Supporting the development of natural defences
At birth, puppies rely on the colostrum provided by their mother to support their natural defences. Between the 5th and 12th week of life the nutritional support that was provided by the colostrum decreases. The puppy’s own self-defence system is not yet fully developed and they enter the so-called “critical period” where they must start to defend themselves.
During this period, the puppy’s natural defence system obviously needs extra support, so we recommend feeding ROYAL CANIN® Starter, which from weaning to the start of growth at two months actively helps to nutritionally support the puppy.
Vaccination and identification
Vaccination is an essential tool for supporting your pets when they face the main infectious diseases that can affect dogs. Your vet will be able to advise on the vaccination schedule to follow. Just as for the primary vaccinations, it is important not to miss the dates for your dog’s annual boosters.
In terms of identification, this involves (as its name suggests), a unique identification number, which is usually contained within a microchip implanted under the skin. This is most useful for helping to find lost animals.
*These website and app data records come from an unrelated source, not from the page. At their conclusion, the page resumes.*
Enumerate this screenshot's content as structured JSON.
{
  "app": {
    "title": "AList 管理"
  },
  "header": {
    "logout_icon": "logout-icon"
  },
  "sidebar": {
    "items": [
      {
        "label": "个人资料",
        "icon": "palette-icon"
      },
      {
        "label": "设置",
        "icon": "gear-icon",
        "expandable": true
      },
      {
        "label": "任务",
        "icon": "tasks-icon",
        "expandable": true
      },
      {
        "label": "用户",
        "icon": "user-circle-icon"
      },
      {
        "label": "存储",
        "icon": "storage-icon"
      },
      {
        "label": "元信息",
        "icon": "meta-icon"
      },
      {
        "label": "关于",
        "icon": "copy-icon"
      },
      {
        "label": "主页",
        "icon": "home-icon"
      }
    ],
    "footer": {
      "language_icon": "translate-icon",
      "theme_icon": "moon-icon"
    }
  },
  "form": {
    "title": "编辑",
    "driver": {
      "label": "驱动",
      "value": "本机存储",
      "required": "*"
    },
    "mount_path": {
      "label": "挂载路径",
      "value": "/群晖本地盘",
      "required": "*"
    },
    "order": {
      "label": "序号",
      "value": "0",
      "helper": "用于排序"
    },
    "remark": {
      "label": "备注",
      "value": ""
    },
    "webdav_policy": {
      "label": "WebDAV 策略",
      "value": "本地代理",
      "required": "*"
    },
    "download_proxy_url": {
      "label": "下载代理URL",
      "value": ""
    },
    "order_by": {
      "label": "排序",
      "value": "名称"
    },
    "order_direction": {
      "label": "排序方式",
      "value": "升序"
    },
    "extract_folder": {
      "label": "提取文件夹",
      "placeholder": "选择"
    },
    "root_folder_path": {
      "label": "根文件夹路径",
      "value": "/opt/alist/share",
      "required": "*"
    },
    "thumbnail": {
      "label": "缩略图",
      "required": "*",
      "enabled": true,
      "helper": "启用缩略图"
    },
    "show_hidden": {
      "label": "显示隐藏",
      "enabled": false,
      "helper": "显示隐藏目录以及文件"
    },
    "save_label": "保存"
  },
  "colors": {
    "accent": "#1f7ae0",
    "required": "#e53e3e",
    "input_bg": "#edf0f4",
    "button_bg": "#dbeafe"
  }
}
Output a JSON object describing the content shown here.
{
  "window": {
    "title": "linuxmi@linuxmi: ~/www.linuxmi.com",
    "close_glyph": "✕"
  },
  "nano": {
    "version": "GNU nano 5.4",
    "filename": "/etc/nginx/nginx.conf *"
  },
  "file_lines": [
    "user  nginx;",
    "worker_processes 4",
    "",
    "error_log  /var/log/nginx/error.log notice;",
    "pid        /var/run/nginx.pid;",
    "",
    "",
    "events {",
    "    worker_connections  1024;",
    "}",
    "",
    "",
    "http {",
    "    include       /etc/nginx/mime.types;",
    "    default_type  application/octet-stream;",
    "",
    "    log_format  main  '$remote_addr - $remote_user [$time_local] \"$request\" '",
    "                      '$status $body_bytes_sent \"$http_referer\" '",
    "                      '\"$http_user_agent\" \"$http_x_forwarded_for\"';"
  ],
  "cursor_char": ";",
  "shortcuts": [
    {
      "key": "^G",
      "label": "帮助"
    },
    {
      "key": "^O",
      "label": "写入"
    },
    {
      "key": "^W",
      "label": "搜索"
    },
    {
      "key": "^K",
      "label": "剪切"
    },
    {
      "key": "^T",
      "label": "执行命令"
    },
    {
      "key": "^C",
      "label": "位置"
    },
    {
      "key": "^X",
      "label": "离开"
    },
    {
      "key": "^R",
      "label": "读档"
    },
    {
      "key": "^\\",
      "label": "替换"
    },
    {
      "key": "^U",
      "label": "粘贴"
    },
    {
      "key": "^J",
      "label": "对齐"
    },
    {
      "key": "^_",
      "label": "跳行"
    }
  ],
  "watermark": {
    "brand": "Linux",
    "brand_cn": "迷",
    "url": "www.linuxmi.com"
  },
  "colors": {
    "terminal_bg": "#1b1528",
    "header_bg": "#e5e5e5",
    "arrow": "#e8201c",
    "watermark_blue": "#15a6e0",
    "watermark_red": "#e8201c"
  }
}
Microchipping became a legal requirement in the UK in April 2016. Puppies must be microchipped and registered on a microchipping database by the time they are 8 weeks of age, unless they have veterinary certification that there is a valid reason for a delay. You’ll also need your pet to be microchipped if you are taking your dog abroad.
The mother now pays less attention to her young, allowing them to suckle less and less. This development in maternal behaviour is quite normal. The puppies have now reached an age where they no longer need their mother’s milk. Nevertheless, the dam will continue in her role of teacher, deciding when and where to intervene and stop play.
Puppies should ideally be fully weaned (i.e. eating solid food rather than their mother’s milk) by the age of 7 weeks. From this point, suckling becomes very rare. The palatability of the ROYAL CANIN® Birth Programme products helps support this transitional phase and contributes to the digestive security of the puppies.
Day 51 onwards
Making sure your puppy gets the nutrition it needs
Once puppies are fully weaned, they will then rely entirely on solid food for nutrition.
Because the puppies’ immune systems are still developing gradually, a specially tailored diet that’s
rich in antioxidants will help them get all the nutrients they need to grow healthy and strong.
A puppy’s specific nutritional requirements depend upon the adult size and weight it will grow to be
– that’s why our Size Health Nutrition range features puppy foods that provide dogs of all sizes with
a complete and balanced diet.
Select the appropriate food for the size of your dog and discover how you can support your puppy’s
health as it grows.
- England, Gary C.W. Dog Breeding, whelping and Puppy Care Published 2013 by Wiley-Blackell. ISBN: 978-0-470-67313-3
- Chastant, S et al. Timing of the Interstinal Barrier Closure in Puppies. Reprod Domest Anim. 2012 Dec; 47 Suppl 6:190-3.
- Nutrient Requirements of Dogs and Cats NRC Guidelines 2006.
- Blunden, Tony. Fading Puppies – Reality or Myth? In Practice, June 2012, Volume 34, 314-321.
- Azevedo de Abreu R and Vannucchi C. Intensive care of new born puppies. Veterinary Focus, volume 26(1), 45-8.